resistorman wrote: Fri Nov 12, 2021 4:24 pm But I wonder if more recent synths are selling for more because of supply chain issues for new ones? Or is all the "vintage is better" propaganda propagating (sorry) forward in time?

There is also rarity and how long it takes people to think, "hey that actually sounds good".

I have a couple that I'm guessing I could get about what I paid new for them, an Arturia Origin and a Roland V-synth XT.

And another few that I can get far more for now, nearly double: Nord G1, Nord G2EX, DSI Pek and DSI Per.

All of these didn't sell that well and for that long as they were all a little complicated for their time, times have changed now and they are rare and people want them.
User avatar
Guest
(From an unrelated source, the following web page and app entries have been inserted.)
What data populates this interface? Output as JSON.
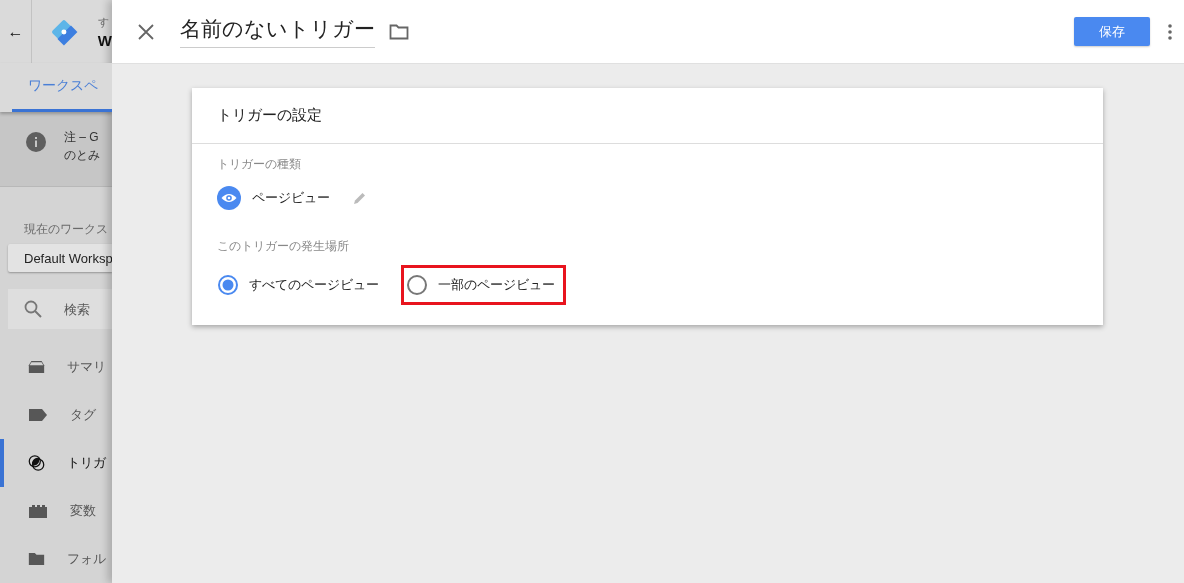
{
  "sidebar": {
    "back": "←",
    "account_label": "す",
    "container_name": "W",
    "tab": {
      "label": "ワークスペ",
      "selected": true
    },
    "notice": {
      "lines": [
        "注 – G",
        "のとみ"
      ]
    },
    "workspace_label": "現在のワークス",
    "workspace": "Default Worksp",
    "search": {
      "placeholder": "検索"
    },
    "items": [
      {
        "kind": "summary",
        "label": "サマリ",
        "selected": false
      },
      {
        "kind": "tag",
        "label": "タグ",
        "selected": false
      },
      {
        "kind": "trigger",
        "label": "トリガ",
        "selected": true
      },
      {
        "kind": "variable",
        "label": "変数",
        "selected": false
      },
      {
        "kind": "folder",
        "label": "フォル",
        "selected": false
      }
    ]
  },
  "editor": {
    "title": "名前のないトリガー",
    "save": "保存",
    "card": {
      "heading": "トリガーの設定",
      "type_label": "トリガーの種類",
      "type": "ページビュー",
      "where_label": "このトリガーの発生場所",
      "options": [
        {
          "label": "すべてのページビュー",
          "selected": true,
          "highlighted": false
        },
        {
          "label": "一部のページビュー",
          "selected": false,
          "highlighted": true
        }
      ]
    }
  }
}
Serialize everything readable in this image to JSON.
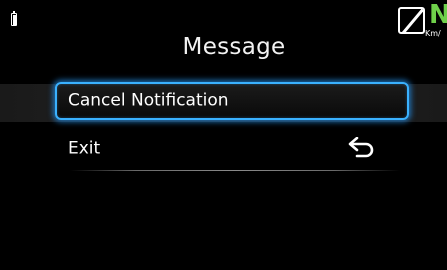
{
  "status": {
    "battery_icon": "battery-icon",
    "gear_letter": "N",
    "speed_unit": "Km/",
    "speed_icon": "speed-limit-off-icon",
    "gear_color": "#6fd04a"
  },
  "dialog": {
    "title": "Message",
    "items": [
      {
        "label": "Cancel Notification",
        "selected": true
      },
      {
        "label": "Exit",
        "icon": "back-arrow-icon",
        "selected": false
      }
    ]
  },
  "colors": {
    "background": "#000000",
    "selection_border": "#3ab1ff",
    "text": "#ffffff"
  }
}
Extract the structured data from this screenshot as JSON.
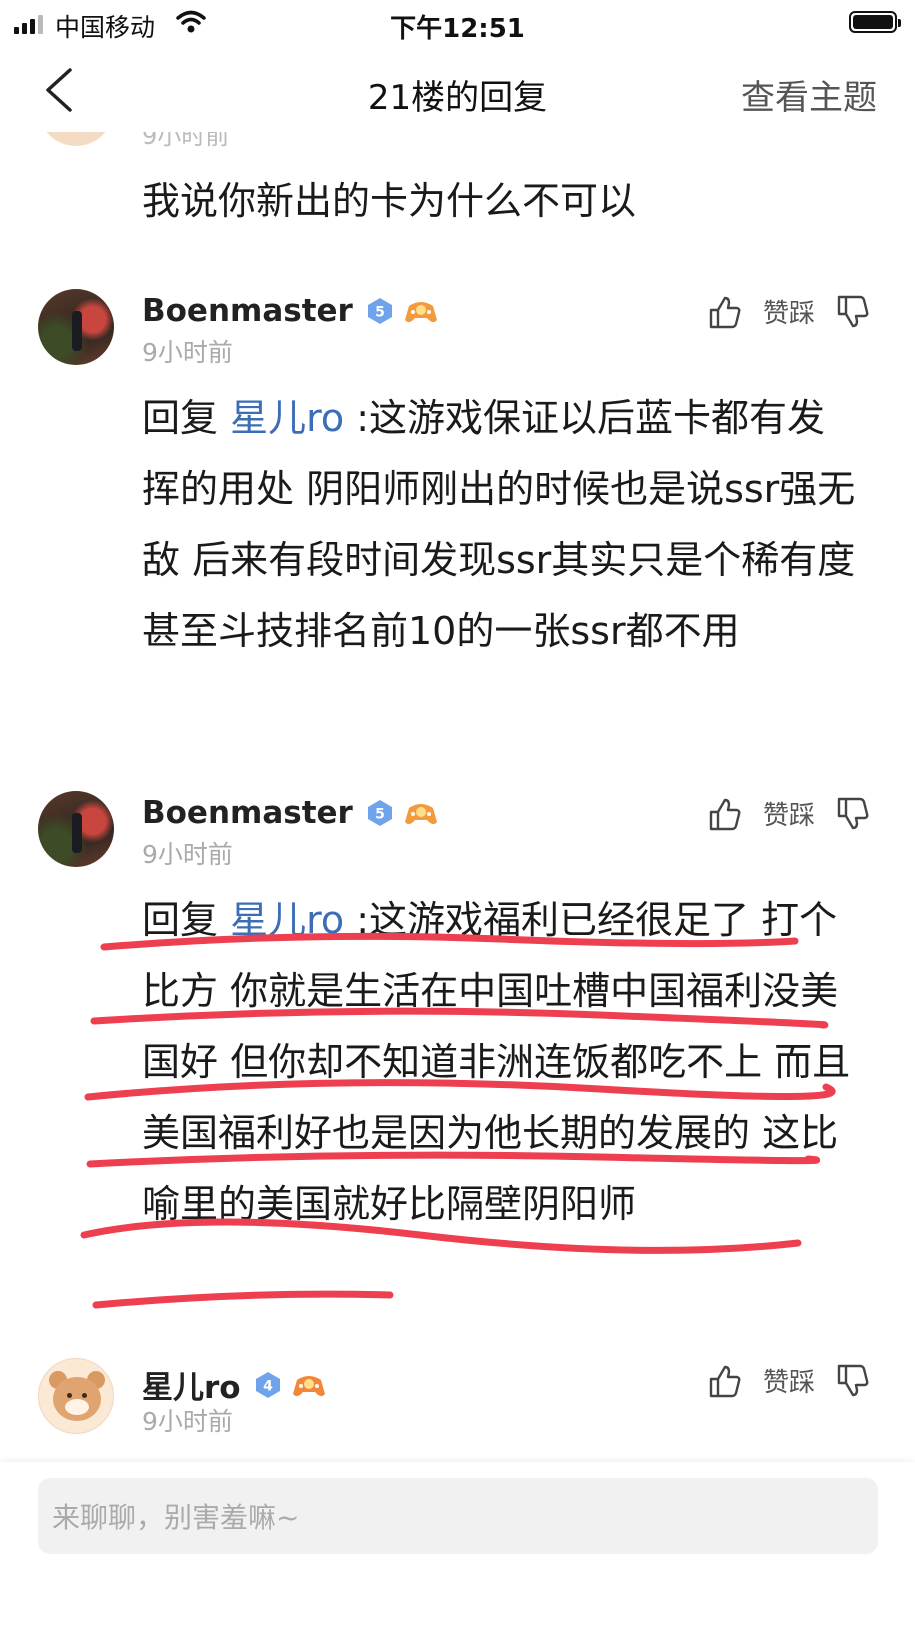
{
  "status_bar": {
    "carrier": "中国移动",
    "time": "下午12:51"
  },
  "nav": {
    "title": "21楼的回复",
    "right_link": "查看主题"
  },
  "partial_reply": {
    "time": "9小时前",
    "text": "我说你新出的卡为什么不可以"
  },
  "replies": [
    {
      "name": "Boenmaster",
      "level": "5",
      "time": "9小时前",
      "vote_label": "赞踩",
      "reply_prefix": "回复",
      "mention": "星儿ro",
      "text": " :这游戏保证以后蓝卡都有发挥的用处 阴阳师刚出的时候也是说ssr强无敌 后来有段时间发现ssr其实只是个稀有度 甚至斗技排名前10的一张ssr都不用"
    },
    {
      "name": "Boenmaster",
      "level": "5",
      "time": "9小时前",
      "vote_label": "赞踩",
      "reply_prefix": "回复",
      "mention": "星儿ro",
      "text": " :这游戏福利已经很足了 打个比方 你就是生活在中国吐槽中国福利没美国好 但你却不知道非洲连饭都吃不上 而且美国福利好也是因为他长期的发展的 这比喻里的美国就好比隔壁阴阳师"
    },
    {
      "name": "星儿ro",
      "level": "4",
      "time": "9小时前",
      "vote_label": "赞踩"
    }
  ],
  "input": {
    "placeholder": "来聊聊，别害羞嘛~"
  },
  "colors": {
    "mention": "#3d6db5",
    "badge": "#6fa3ec",
    "underline": "#ee3f50"
  },
  "icons": [
    "cellular-signal-icon",
    "wifi-icon",
    "battery-icon",
    "back-chevron-icon",
    "level-badge-icon",
    "game-badge-icon",
    "thumbs-up-icon",
    "thumbs-down-icon"
  ]
}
Re: Are the older hardware synths becoming the new investment?

Post by The Elf »

I've always been a sucker for those devices that others reject out of hand - some of the humblest and cheapest keyboards I own are amongst my very favourites.

I'll mention:
Teisco S100P
Korg R3
Alesis Micron

Future 'classics', currently slipping under the radar, I predict will include:
DreadBox Typhon
Audiothingies MicroMonsta 2

Grab 'em while you can...
User avatar
The Elf
Jedi Poster
Posts: 19834 Joined: Tue Aug 14, 2001 12:00 am Location: Sheffield, UK
An Eagle for an Emperor, A Kestrel for a Knave.

Re: Are the older hardware synths becoming the new investment?

Post by FrankF »

Hugh Robjohns wrote: Fri Nov 12, 2021 10:47 pm There is a similar high-value trade in vintage studio hardware, too, as entertainingly described in Dan Alexander's fascinating book.

Image
https://www.soundonsound.com/reviews/vi ... -alexander


Ha! The Kindle edition is slightly more expensive than the hardback, according to your review.
It would seem that "vintage paper" prices are on the wane compared to "plug-in books"...
FrankF
Regular
Posts: 446 Joined: Fri Sep 13, 2002 12:00 am Location: La Vendée, France
Post Reply